Successful communication is vital in the health care field to guarantee efficient patient care. The exchange of ideas and approach is not only restricted to verbal communication; however nonverbal communication is frequently more significant and more momentous than audible phrases. For that reason, communication is such an intricate practice with unlimited opportunities for distributing or receiving erroneous communication. Frequently, flaw communication can result in misperceptions and misunderstandings (Northouse & Northouse, 1998). There are various key factors and focuses incorporating the characterizations of health care communication; one such focus is the relevancy of valuable personal health care communication with other professionals, consumers, and patients.
With hospital stays getting shorter, it is important to have a set plan in place quickly so that the patient receives all of the care and education needed to be successful at home after discharge.

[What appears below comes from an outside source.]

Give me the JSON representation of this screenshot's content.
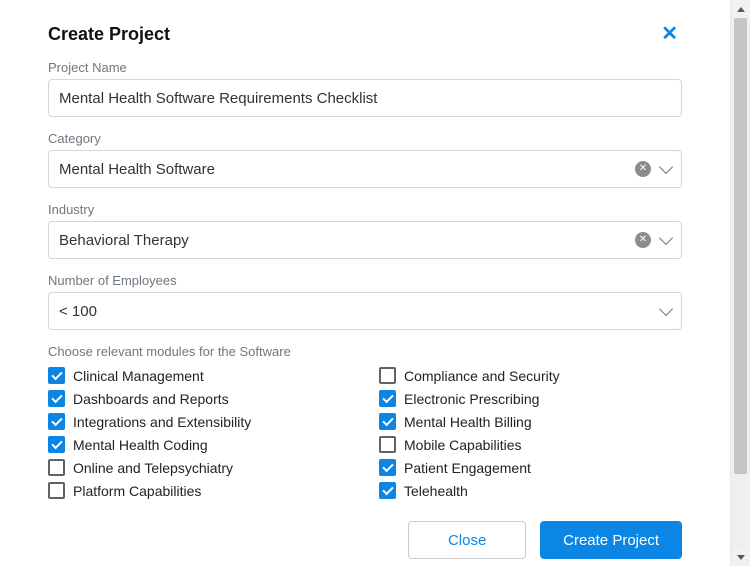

An important part of the plan of care includes implementation. This basically maps out exactly how the health care team can work together to either prevent or help eliminate the patient’s current health care problem. The RN should be an excellent communicator and a good delegator. The RN is able to delegate certain tasks to other team members in order to provide all the care necessary to the patient.
It is not a place to die but instead a place that promises and delivers renewal and improved health for many diseases. Due to the success of modern healthcare and advanced technology, patients have high hopes of what hospitals can accomplish. Therefore, hospitals and medical staff should honestly present the burdens and benefits of care at end of life. With this information patients and their surrogate decision makers can make meaningful personal choices”. Communication regarding end of life often occurs late in the process or disease progression.
Challenges and benefits on EMR implementation has been and continues to be the focus in the health care industry. Many researchers have already studied this issue. Combining the results of studies already conducted will improve the accuracy of my research. Research measured and method used I would measure the level of satisfaction amongst stakeholders involved with EMR implementation and the perceived view of the benefits and challenges with using an EMR. This can be more easily achieved using an interview method with semi structured questions.
Having a doctor on staff will make it easier for the patients because they will be able to see the doctor whenever it is necessary. The nurses will not be as over worked and the homes will run smoother. Long-term care in this country is extremely important because times have changed, and it now takes both parents to work. This means less people home to take care of the elderly members of the family so there has to be other alternatives and that is where long-term care takes over for people that cannot do it all on their own. The insurance that all people will have in the new healthcare system is the publicly funded healthcare insurance.